**BRIEF**
All entries below are to be returned in full, exactly as they stand.

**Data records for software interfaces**
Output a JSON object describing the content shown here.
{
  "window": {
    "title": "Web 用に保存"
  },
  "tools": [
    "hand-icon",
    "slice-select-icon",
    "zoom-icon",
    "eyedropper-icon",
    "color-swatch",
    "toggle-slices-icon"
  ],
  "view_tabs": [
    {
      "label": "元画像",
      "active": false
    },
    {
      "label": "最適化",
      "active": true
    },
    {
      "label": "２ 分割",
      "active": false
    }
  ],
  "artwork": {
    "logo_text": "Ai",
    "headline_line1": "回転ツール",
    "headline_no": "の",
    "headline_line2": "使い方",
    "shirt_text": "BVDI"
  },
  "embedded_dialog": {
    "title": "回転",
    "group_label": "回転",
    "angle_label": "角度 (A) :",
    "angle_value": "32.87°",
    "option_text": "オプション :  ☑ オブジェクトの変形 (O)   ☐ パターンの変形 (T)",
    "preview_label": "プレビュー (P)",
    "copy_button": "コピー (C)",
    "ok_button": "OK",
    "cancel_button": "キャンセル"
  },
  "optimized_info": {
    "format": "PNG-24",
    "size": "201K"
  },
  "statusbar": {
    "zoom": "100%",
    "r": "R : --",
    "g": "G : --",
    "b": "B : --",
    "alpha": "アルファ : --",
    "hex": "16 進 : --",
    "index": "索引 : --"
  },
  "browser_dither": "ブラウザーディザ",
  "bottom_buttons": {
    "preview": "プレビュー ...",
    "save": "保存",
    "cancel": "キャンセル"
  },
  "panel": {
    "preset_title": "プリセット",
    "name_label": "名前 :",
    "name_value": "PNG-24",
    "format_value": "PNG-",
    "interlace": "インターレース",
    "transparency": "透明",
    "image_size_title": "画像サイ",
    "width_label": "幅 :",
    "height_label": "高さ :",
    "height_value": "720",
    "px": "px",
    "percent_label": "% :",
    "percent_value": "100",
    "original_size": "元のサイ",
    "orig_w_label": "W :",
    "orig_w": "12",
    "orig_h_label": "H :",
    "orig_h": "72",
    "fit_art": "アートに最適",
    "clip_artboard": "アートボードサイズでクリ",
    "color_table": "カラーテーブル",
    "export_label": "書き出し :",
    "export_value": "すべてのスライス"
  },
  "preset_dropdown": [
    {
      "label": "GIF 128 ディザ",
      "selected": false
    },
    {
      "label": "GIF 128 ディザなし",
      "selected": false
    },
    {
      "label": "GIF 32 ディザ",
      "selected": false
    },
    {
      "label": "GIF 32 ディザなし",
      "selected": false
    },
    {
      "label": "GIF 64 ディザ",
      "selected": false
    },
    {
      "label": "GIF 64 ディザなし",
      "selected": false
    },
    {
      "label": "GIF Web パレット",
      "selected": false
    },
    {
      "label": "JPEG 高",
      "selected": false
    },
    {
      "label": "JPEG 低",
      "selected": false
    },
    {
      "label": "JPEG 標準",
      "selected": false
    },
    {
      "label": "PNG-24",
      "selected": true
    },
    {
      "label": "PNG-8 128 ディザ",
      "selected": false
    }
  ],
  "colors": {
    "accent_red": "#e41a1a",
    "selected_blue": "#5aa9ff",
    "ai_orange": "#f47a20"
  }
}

**TASK ANSWER**
Output a JSON object describing the content shown here.
{
  "window": {
    "title": "Web 用に保存"
  },
  "tools": [
    "hand-icon",
    "slice-select-icon",
    "zoom-icon",
    "eyedropper-icon",
    "color-swatch",
    "toggle-slices-icon"
  ],
  "view_tabs": [
    {
      "label": "元画像",
      "active": false
    },
    {
      "label": "最適化",
      "active": true
    },
    {
      "label": "２ 分割",
      "active": false
    }
  ],
  "artwork": {
    "logo_text": "Ai",
    "headline_line1": "回転ツール",
    "headline_no": "の",
    "headline_line2": "使い方",
    "shirt_text": "BVDI"
  },
  "embedded_dialog": {
    "title": "回転",
    "group_label": "回転",
    "angle_label": "角度 (A) :",
    "angle_value": "32.87°",
    "option_text": "オプション :  ☑ オブジェクトの変形 (O)   ☐ パターンの変形 (T)",
    "preview_label": "プレビュー (P)",
    "copy_button": "コピー (C)",
    "ok_button": "OK",
    "cancel_button": "キャンセル"
  },
  "optimized_info": {
    "format": "PNG-24",
    "size": "201K"
  },
  "statusbar": {
    "zoom": "100%",
    "r": "R : --",
    "g": "G : --",
    "b": "B : --",
    "alpha": "アルファ : --",
    "hex": "16 進 : --",
    "index": "索引 : --"
  },
  "browser_dither": "ブラウザーディザ",
  "bottom_buttons": {
    "preview": "プレビュー ...",
    "save": "保存",
    "cancel": "キャンセル"
  },
  "panel": {
    "preset_title": "プリセット",
    "name_label": "名前 :",
    "name_value": "PNG-24",
    "format_value": "PNG-",
    "interlace": "インターレース",
    "transparency": "透明",
    "image_size_title": "画像サイ",
    "width_label": "幅 :",
    "height_label": "高さ :",
    "height_value": "720",
    "px": "px",
    "percent_label": "% :",
    "percent_value": "100",
    "original_size": "元のサイ",
    "orig_w_label": "W :",
    "orig_w": "12",
    "orig_h_label": "H :",
    "orig_h": "72",
    "fit_art": "アートに最適",
    "clip_artboard": "アートボードサイズでクリ",
    "color_table": "カラーテーブル",
    "export_label": "書き出し :",
    "export_value": "すべてのスライス"
  },
  "preset_dropdown": [
    {
      "label": "GIF 128 ディザ",
      "selected": false
    },
    {
      "label": "GIF 128 ディザなし",
      "selected": false
    },
    {
      "label": "GIF 32 ディザ",
      "selected": false
    },
    {
      "label": "GIF 32 ディザなし",
      "selected": false
    },
    {
      "label": "GIF 64 ディザ",
      "selected": false
    },
    {
      "label": "GIF 64 ディザなし",
      "selected": false
    },
    {
      "label": "GIF Web パレット",
      "selected": false
    },
    {
      "label": "JPEG 高",
      "selected": false
    },
    {
      "label": "JPEG 低",
      "selected": false
    },
    {
      "label": "JPEG 標準",
      "selected": false
    },
    {
      "label": "PNG-24",
      "selected": true
    },
    {
      "label": "PNG-8 128 ディザ",
      "selected": false
    }
  ],
  "colors": {
    "accent_red": "#e41a1a",
    "selected_blue": "#5aa9ff",
    "ai_orange": "#f47a20"
  }
}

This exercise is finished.